Excerpts from an interface dataset:
***
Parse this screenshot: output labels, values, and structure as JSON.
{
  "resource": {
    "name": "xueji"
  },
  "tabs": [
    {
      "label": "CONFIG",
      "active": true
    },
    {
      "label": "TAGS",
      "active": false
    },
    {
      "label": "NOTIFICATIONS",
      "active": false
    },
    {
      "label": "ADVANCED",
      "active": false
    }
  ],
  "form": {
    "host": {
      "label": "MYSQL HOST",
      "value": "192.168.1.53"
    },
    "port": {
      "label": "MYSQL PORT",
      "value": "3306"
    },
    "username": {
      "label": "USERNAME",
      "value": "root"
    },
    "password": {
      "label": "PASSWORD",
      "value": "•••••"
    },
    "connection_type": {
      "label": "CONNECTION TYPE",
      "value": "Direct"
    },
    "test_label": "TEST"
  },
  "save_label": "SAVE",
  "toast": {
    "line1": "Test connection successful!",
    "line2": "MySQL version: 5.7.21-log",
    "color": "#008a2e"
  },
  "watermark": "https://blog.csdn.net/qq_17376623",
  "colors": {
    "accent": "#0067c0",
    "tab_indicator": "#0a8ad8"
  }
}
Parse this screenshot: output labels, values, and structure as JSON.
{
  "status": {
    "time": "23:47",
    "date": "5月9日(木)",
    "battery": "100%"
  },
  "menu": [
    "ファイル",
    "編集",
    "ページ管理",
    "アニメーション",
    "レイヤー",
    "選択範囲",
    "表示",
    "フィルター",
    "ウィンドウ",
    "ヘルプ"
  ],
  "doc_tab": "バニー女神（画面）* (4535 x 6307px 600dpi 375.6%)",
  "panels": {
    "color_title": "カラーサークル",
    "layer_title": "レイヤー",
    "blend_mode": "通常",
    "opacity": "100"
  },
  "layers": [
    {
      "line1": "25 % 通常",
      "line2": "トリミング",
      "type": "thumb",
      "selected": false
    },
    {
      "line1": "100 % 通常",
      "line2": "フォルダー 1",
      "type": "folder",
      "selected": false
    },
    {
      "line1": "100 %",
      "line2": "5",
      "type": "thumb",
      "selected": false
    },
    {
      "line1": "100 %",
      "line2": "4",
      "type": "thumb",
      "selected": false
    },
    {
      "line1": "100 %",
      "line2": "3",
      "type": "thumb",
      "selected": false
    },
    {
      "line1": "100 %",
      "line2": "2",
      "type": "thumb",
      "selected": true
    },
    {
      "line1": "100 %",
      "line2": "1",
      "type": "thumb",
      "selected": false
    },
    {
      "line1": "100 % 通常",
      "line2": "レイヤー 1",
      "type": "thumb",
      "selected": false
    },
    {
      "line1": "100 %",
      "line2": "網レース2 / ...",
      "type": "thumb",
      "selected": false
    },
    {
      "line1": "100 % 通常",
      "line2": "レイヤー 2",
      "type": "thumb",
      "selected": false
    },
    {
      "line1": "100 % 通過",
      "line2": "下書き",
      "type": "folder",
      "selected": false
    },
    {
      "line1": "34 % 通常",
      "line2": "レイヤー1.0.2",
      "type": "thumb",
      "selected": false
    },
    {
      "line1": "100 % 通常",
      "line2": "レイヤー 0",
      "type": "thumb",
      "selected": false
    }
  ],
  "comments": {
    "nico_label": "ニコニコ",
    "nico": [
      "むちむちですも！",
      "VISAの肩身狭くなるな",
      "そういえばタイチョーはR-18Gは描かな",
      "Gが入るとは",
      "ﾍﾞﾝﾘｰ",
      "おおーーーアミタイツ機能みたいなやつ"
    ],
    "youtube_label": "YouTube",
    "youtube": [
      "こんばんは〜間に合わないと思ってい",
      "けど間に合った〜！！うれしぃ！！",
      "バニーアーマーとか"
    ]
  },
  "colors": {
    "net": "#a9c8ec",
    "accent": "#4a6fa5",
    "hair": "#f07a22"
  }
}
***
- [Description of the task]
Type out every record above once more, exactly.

- [Solution for this exercise]
Parse this screenshot: output labels, values, and structure as JSON.
{
  "resource": {
    "name": "xueji"
  },
  "tabs": [
    {
      "label": "CONFIG",
      "active": true
    },
    {
      "label": "TAGS",
      "active": false
    },
    {
      "label": "NOTIFICATIONS",
      "active": false
    },
    {
      "label": "ADVANCED",
      "active": false
    }
  ],
  "form": {
    "host": {
      "label": "MYSQL HOST",
      "value": "192.168.1.53"
    },
    "port": {
      "label": "MYSQL PORT",
      "value": "3306"
    },
    "username": {
      "label": "USERNAME",
      "value": "root"
    },
    "password": {
      "label": "PASSWORD",
      "value": "•••••"
    },
    "connection_type": {
      "label": "CONNECTION TYPE",
      "value": "Direct"
    },
    "test_label": "TEST"
  },
  "save_label": "SAVE",
  "toast": {
    "line1": "Test connection successful!",
    "line2": "MySQL version: 5.7.21-log",
    "color": "#008a2e"
  },
  "watermark": "https://blog.csdn.net/qq_17376623",
  "colors": {
    "accent": "#0067c0",
    "tab_indicator": "#0a8ad8"
  }
}
Parse this screenshot: output labels, values, and structure as JSON.
{
  "status": {
    "time": "23:47",
    "date": "5月9日(木)",
    "battery": "100%"
  },
  "menu": [
    "ファイル",
    "編集",
    "ページ管理",
    "アニメーション",
    "レイヤー",
    "選択範囲",
    "表示",
    "フィルター",
    "ウィンドウ",
    "ヘルプ"
  ],
  "doc_tab": "バニー女神（画面）* (4535 x 6307px 600dpi 375.6%)",
  "panels": {
    "color_title": "カラーサークル",
    "layer_title": "レイヤー",
    "blend_mode": "通常",
    "opacity": "100"
  },
  "layers": [
    {
      "line1": "25 % 通常",
      "line2": "トリミング",
      "type": "thumb",
      "selected": false
    },
    {
      "line1": "100 % 通常",
      "line2": "フォルダー 1",
      "type": "folder",
      "selected": false
    },
    {
      "line1": "100 %",
      "line2": "5",
      "type": "thumb",
      "selected": false
    },
    {
      "line1": "100 %",
      "line2": "4",
      "type": "thumb",
      "selected": false
    },
    {
      "line1": "100 %",
      "line2": "3",
      "type": "thumb",
      "selected": false
    },
    {
      "line1": "100 %",
      "line2": "2",
      "type": "thumb",
      "selected": true
    },
    {
      "line1": "100 %",
      "line2": "1",
      "type": "thumb",
      "selected": false
    },
    {
      "line1": "100 % 通常",
      "line2": "レイヤー 1",
      "type": "thumb",
      "selected": false
    },
    {
      "line1": "100 %",
      "line2": "網レース2 / ...",
      "type": "thumb",
      "selected": false
    },
    {
      "line1": "100 % 通常",
      "line2": "レイヤー 2",
      "type": "thumb",
      "selected": false
    },
    {
      "line1": "100 % 通過",
      "line2": "下書き",
      "type": "folder",
      "selected": false
    },
    {
      "line1": "34 % 通常",
      "line2": "レイヤー1.0.2",
      "type": "thumb",
      "selected": false
    },
    {
      "line1": "100 % 通常",
      "line2": "レイヤー 0",
      "type": "thumb",
      "selected": false
    }
  ],
  "comments": {
    "nico_label": "ニコニコ",
    "nico": [
      "むちむちですも！",
      "VISAの肩身狭くなるな",
      "そういえばタイチョーはR-18Gは描かな",
      "Gが入るとは",
      "ﾍﾞﾝﾘｰ",
      "おおーーーアミタイツ機能みたいなやつ"
    ],
    "youtube_label": "YouTube",
    "youtube": [
      "こんばんは〜間に合わないと思ってい",
      "けど間に合った〜！！うれしぃ！！",
      "バニーアーマーとか"
    ]
  },
  "colors": {
    "net": "#a9c8ec",
    "accent": "#4a6fa5",
    "hair": "#f07a22"
  }
}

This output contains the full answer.